The problem: Scan the listing below for "this", then report every line that has it.

** Supplied entries follows **

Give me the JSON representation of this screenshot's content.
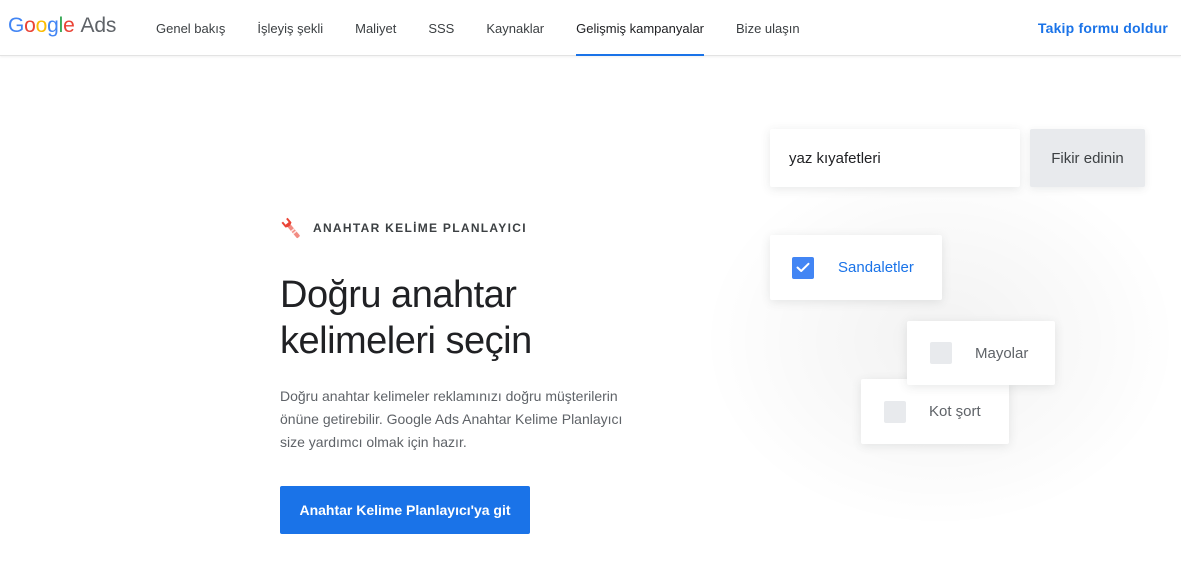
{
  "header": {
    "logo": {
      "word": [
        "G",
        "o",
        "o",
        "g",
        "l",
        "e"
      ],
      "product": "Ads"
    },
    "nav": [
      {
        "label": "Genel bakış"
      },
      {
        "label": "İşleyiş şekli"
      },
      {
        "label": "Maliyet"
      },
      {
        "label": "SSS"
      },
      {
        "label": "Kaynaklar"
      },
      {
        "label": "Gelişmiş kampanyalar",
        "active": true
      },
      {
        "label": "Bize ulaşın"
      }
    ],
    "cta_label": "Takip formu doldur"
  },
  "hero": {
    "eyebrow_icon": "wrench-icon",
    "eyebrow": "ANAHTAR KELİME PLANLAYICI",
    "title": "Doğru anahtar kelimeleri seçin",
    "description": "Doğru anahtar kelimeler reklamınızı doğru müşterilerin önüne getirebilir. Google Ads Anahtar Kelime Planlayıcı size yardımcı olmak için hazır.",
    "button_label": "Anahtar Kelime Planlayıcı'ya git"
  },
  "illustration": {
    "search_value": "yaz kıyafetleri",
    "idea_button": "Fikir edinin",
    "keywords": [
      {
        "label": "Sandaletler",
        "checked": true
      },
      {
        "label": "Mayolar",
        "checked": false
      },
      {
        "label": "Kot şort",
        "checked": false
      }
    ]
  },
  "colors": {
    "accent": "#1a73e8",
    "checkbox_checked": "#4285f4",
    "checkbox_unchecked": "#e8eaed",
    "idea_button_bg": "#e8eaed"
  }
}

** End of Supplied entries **
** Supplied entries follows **

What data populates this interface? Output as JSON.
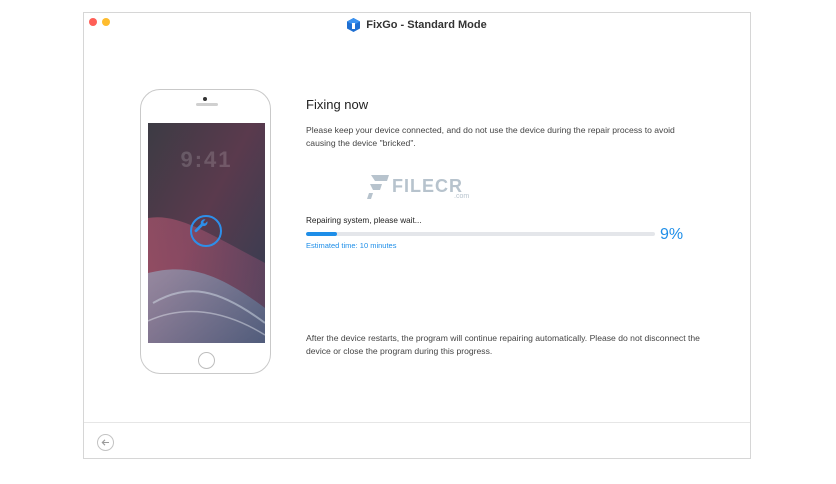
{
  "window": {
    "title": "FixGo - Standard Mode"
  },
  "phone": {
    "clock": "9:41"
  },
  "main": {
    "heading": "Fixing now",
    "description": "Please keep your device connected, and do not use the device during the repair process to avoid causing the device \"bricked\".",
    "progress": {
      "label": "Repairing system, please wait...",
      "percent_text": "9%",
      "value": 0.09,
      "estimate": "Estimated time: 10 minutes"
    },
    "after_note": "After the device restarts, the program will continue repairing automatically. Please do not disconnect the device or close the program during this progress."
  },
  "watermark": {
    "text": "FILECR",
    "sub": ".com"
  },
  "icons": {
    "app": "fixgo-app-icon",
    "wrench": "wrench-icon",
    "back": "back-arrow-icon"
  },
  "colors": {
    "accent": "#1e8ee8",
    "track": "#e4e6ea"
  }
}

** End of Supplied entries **

Reply to the task:
Give me the JSON representation of this screenshot's content.
What data populates this interface? Output as JSON.
    "after_note": "After the device restarts, the program will continue repairing automatically. Please do not disconnect the device or close the program during this progress."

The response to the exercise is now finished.